One has to wonder if her decision to marry a prince was just her way of escaping her issues. BPs use the excitement of new love as a band aid for all that ails them. But when that honeymoon feeling fizzles out, the relationship no longer serves its purpose. And that means the old one must be discarded, even if he is a prince. BPs need the excitement of a new love to fill a void that can’t be filled.
Borderlines are good at covering up their disorder. Denial is one of their most potent coping mechanisms. When it comes to the appearance of well-being, BPs are good at faking it. Her adoring fans were more than willing to buy into the illusion that she was tormented by Charles and the Royal Family. We can only wonder how Diana’s life would have been different had she been diagnosed with BPD and received treatment for it. Unfortunately, her friends and family never encouraged her to get help. They were more concerned about protecting her good name. BPs surround themselves with enablers, people who help cover up the evidence. Conversely, BPs alienate those who attempt to help them or criticize their inappropriate behavior:
Throughout Ms. Smith’s book, it becomes clear that the British, especially the upper classes, view psychiatry with intense skepticism and disdain.
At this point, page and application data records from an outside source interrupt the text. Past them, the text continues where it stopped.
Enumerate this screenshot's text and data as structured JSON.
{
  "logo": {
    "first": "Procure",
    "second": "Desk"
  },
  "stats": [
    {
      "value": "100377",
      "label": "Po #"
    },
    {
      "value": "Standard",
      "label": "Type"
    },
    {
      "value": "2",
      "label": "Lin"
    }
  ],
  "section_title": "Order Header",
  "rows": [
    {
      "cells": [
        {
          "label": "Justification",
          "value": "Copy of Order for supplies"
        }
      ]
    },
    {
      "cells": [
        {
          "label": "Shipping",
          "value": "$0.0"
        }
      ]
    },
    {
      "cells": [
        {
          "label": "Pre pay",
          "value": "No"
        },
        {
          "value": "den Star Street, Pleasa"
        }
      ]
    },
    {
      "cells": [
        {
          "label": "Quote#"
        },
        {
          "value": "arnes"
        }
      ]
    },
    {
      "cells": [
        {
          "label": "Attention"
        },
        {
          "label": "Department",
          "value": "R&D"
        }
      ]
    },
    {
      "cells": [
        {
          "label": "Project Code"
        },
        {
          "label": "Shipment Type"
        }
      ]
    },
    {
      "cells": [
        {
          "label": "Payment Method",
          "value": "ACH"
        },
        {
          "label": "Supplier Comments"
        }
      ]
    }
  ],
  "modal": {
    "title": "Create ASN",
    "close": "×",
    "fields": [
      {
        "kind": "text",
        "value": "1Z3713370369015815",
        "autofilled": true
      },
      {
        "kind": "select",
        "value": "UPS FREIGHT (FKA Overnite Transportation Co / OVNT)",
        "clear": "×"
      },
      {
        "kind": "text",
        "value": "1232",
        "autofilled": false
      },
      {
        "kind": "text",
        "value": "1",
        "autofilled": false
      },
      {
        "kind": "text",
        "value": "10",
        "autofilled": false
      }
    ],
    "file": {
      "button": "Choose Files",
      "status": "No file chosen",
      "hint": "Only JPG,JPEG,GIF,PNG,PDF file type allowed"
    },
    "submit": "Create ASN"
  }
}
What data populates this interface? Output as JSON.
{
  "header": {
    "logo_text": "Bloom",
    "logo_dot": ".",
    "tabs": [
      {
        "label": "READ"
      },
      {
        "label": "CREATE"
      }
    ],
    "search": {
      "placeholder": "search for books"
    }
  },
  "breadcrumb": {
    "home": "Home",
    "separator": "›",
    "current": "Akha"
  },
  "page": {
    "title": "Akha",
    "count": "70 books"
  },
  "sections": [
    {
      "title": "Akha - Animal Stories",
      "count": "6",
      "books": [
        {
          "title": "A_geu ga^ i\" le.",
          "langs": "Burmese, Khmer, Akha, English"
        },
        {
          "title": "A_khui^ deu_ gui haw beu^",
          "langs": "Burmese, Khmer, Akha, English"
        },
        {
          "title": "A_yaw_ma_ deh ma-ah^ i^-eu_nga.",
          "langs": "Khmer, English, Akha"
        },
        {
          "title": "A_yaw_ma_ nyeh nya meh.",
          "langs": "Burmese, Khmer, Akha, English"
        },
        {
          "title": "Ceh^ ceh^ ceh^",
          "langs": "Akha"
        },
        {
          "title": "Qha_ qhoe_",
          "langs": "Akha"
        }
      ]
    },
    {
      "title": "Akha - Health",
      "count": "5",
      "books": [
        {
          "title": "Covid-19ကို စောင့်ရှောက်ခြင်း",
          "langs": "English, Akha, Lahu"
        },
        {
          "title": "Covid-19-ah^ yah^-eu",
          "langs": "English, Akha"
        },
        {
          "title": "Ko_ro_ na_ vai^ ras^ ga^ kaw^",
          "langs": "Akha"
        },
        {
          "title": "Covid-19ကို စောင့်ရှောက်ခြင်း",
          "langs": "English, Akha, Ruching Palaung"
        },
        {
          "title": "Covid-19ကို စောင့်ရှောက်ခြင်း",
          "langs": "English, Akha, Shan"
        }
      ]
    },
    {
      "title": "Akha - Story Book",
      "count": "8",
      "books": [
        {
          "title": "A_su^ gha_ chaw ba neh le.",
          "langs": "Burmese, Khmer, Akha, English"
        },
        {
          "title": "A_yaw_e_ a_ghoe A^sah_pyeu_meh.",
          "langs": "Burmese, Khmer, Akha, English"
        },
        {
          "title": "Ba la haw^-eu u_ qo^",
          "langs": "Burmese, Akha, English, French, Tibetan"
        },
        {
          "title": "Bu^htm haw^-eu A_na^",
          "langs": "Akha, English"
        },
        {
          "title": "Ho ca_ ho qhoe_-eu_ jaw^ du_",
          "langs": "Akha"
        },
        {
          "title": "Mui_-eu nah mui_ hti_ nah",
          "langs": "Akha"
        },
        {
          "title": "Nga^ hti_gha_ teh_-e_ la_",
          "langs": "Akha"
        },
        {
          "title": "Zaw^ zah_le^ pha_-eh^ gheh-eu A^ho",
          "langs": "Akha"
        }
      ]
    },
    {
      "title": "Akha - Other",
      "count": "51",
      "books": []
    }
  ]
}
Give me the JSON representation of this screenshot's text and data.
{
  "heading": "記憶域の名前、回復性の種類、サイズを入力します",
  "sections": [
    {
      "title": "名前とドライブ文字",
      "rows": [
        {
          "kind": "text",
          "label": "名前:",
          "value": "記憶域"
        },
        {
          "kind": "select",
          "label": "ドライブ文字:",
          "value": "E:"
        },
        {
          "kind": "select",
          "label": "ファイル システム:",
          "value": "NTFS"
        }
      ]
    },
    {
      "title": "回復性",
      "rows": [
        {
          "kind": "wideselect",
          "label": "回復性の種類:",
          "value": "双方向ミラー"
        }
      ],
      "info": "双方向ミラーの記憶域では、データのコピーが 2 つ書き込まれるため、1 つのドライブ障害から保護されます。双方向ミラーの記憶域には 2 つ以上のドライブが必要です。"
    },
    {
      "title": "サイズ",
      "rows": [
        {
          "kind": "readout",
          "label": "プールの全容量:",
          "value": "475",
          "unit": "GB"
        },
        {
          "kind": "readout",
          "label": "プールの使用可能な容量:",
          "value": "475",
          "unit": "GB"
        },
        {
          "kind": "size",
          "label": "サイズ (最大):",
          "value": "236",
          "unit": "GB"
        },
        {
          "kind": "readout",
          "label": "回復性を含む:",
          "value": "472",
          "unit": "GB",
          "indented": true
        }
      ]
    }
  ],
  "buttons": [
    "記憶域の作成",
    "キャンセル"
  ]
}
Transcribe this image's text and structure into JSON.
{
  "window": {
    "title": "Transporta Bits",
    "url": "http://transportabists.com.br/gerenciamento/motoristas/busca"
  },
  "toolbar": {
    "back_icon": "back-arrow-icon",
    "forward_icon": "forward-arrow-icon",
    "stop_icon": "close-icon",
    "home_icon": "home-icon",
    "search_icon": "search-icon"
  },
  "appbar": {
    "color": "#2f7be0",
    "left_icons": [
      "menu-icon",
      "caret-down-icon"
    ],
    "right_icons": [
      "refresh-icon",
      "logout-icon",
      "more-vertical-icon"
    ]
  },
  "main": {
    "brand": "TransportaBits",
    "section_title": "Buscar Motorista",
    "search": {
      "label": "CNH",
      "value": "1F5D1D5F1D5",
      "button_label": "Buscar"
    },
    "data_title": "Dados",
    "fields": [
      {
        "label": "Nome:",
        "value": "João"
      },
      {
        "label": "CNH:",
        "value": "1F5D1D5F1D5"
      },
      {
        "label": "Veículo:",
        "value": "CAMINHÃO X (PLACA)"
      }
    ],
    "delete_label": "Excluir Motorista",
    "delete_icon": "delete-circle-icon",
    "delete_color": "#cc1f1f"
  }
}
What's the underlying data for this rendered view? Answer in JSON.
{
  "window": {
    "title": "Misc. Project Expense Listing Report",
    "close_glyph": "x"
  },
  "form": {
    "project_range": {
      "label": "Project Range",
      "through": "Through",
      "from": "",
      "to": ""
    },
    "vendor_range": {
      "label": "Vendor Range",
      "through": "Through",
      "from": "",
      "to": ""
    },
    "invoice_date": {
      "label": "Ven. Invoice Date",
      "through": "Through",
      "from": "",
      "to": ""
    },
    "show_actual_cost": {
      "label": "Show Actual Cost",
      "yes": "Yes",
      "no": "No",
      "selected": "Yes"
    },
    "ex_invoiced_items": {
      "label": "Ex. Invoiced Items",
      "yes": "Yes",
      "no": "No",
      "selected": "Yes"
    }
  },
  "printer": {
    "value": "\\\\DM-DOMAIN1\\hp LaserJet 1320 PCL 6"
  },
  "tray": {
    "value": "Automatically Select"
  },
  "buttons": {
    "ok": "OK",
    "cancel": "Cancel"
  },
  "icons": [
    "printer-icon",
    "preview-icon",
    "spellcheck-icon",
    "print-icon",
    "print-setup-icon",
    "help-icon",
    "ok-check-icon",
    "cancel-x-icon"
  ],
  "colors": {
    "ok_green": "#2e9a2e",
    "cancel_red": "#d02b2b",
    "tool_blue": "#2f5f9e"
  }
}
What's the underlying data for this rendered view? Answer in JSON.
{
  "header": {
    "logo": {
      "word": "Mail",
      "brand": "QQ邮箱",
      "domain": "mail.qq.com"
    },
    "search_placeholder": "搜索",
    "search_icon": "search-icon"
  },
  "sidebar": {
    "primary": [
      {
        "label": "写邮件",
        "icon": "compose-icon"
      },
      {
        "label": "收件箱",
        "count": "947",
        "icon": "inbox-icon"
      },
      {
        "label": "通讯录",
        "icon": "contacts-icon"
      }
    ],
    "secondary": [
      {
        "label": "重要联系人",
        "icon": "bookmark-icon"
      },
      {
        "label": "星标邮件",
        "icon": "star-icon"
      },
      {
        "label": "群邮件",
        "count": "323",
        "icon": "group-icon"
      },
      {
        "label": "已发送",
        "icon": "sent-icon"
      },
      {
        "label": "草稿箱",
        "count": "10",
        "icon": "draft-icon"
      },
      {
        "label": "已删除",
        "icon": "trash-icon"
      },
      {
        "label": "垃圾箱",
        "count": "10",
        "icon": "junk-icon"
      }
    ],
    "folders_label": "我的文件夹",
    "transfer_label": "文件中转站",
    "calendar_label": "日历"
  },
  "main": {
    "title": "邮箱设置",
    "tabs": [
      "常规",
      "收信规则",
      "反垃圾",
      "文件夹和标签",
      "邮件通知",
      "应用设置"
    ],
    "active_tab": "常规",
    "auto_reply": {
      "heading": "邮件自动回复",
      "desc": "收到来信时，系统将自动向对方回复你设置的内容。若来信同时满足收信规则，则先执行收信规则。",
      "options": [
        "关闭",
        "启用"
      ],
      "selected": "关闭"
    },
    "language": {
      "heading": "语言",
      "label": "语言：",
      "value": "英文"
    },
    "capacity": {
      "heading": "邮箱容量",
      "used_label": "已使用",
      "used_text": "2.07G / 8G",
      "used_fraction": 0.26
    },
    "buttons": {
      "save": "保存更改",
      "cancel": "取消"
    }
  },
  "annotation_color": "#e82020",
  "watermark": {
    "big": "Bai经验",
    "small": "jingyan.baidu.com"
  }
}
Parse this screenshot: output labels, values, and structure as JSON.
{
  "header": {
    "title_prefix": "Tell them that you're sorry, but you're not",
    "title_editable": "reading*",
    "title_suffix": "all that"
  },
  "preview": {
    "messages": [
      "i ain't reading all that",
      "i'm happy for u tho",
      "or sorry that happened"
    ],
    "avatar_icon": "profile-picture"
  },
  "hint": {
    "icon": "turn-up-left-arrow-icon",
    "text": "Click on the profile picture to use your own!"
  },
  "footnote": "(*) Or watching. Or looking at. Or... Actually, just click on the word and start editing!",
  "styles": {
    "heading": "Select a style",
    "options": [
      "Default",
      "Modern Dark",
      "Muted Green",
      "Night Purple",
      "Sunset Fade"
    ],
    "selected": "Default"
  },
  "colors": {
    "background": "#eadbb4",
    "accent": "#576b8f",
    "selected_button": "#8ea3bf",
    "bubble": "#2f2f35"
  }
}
Raised as a member of the aristocracy, Diana was supposed to keep a stiff upper lip—to sort herself out, rather than seek psychiatric help. To his credit, Prince Charles did try to get Diana professional help while they were still on their honeymoon. He arranged for his bride to see a psychiatrist, who prescribed tranquilizers, which she rejected. Later Diana was given Prozac, which she took for only a short time. Instead, the Princess chose to take sleeping pills for many years, and Ms. Smith never discusses how the side effects of this medication might have affected Diana’s behavior.
One could argue that the mistrust of psychiatry, is not exclusive to the British or the upper class. It is all part of a BP’s self-destructive make-up. The author suggests Diana often made bad choices because of her BPD.:
Instead, she relied on her instincts and wound up repeating the same mistakes over and over.
BPD adversely affects normal cognitive function. It makes otherwise intelligent people do stupid things. Their strange behavior is also influenced by bouts of paranoia. Their denial protects their self-esteem (or rather their self-created image) but prevents them from seeing the big picture and limits self-awareness. And therefore prevents them from getting better.
Is it preposterous to say that the adverse affects of BPD led to the demise of Princess Di? Is this any more preposterous than blaming the paparazzi or the Royal Family? BPs are good at finding scapegoats to take the blame for their suffering. They are even better at convincing others of their victimhood. But first consider that Diana’s life was troubled, long before the paparazzi took their first photo. She suffered from emotional instability, long before she married the prince. Consider that the drama and chaos that ruled her life, created a downward spiral of shame and depression long before her tragic death. Perhaps the best way to honor the memory and good works of Princess Diana is to make sure others, like her, get the help they desperately need.